In your answer, copy every entry that follows exactly.

Data below:

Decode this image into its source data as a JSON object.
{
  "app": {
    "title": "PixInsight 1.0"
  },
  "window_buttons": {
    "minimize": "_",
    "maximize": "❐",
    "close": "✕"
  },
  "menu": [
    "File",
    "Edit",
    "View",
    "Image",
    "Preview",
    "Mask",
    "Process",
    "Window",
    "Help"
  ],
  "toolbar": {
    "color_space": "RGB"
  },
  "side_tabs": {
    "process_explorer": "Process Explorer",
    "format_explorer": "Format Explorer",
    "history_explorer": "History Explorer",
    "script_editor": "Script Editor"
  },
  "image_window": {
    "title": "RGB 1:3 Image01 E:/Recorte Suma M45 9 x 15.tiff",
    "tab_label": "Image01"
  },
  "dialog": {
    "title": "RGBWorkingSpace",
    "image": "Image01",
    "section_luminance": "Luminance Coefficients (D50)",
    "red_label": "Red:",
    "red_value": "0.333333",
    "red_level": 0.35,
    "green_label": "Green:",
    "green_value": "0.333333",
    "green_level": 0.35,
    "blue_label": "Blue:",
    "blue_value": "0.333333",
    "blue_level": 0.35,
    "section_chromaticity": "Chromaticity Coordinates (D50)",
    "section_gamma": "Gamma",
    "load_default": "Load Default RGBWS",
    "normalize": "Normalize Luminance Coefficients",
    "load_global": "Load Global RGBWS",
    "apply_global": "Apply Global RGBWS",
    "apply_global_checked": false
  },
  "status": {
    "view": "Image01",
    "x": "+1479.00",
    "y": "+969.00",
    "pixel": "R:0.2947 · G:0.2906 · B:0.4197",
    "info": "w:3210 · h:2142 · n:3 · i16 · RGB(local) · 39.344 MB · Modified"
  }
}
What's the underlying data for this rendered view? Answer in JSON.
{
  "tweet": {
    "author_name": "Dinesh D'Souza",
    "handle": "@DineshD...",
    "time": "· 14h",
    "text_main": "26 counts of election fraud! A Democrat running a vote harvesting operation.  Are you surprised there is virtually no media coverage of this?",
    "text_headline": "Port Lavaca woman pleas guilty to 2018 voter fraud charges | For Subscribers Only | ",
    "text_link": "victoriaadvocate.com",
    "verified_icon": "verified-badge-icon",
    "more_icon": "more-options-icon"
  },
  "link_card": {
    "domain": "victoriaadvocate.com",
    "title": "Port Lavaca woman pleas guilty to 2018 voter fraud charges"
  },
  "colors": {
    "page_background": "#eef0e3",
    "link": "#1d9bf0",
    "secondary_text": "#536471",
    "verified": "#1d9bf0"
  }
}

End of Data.

Answer box
Decode this image into its source data as a JSON object.
{
  "app": {
    "title": "PixInsight 1.0"
  },
  "window_buttons": {
    "minimize": "_",
    "maximize": "❐",
    "close": "✕"
  },
  "menu": [
    "File",
    "Edit",
    "View",
    "Image",
    "Preview",
    "Mask",
    "Process",
    "Window",
    "Help"
  ],
  "toolbar": {
    "color_space": "RGB"
  },
  "side_tabs": {
    "process_explorer": "Process Explorer",
    "format_explorer": "Format Explorer",
    "history_explorer": "History Explorer",
    "script_editor": "Script Editor"
  },
  "image_window": {
    "title": "RGB 1:3 Image01 E:/Recorte Suma M45 9 x 15.tiff",
    "tab_label": "Image01"
  },
  "dialog": {
    "title": "RGBWorkingSpace",
    "image": "Image01",
    "section_luminance": "Luminance Coefficients (D50)",
    "red_label": "Red:",
    "red_value": "0.333333",
    "red_level": 0.35,
    "green_label": "Green:",
    "green_value": "0.333333",
    "green_level": 0.35,
    "blue_label": "Blue:",
    "blue_value": "0.333333",
    "blue_level": 0.35,
    "section_chromaticity": "Chromaticity Coordinates (D50)",
    "section_gamma": "Gamma",
    "load_default": "Load Default RGBWS",
    "normalize": "Normalize Luminance Coefficients",
    "load_global": "Load Global RGBWS",
    "apply_global": "Apply Global RGBWS",
    "apply_global_checked": false
  },
  "status": {
    "view": "Image01",
    "x": "+1479.00",
    "y": "+969.00",
    "pixel": "R:0.2947 · G:0.2906 · B:0.4197",
    "info": "w:3210 · h:2142 · n:3 · i16 · RGB(local) · 39.344 MB · Modified"
  }
}
What's the underlying data for this rendered view? Answer in JSON.
{
  "tweet": {
    "author_name": "Dinesh D'Souza",
    "handle": "@DineshD...",
    "time": "· 14h",
    "text_main": "26 counts of election fraud! A Democrat running a vote harvesting operation.  Are you surprised there is virtually no media coverage of this?",
    "text_headline": "Port Lavaca woman pleas guilty to 2018 voter fraud charges | For Subscribers Only | ",
    "text_link": "victoriaadvocate.com",
    "verified_icon": "verified-badge-icon",
    "more_icon": "more-options-icon"
  },
  "link_card": {
    "domain": "victoriaadvocate.com",
    "title": "Port Lavaca woman pleas guilty to 2018 voter fraud charges"
  },
  "colors": {
    "page_background": "#eef0e3",
    "link": "#1d9bf0",
    "secondary_text": "#536471",
    "verified": "#1d9bf0"
  }
}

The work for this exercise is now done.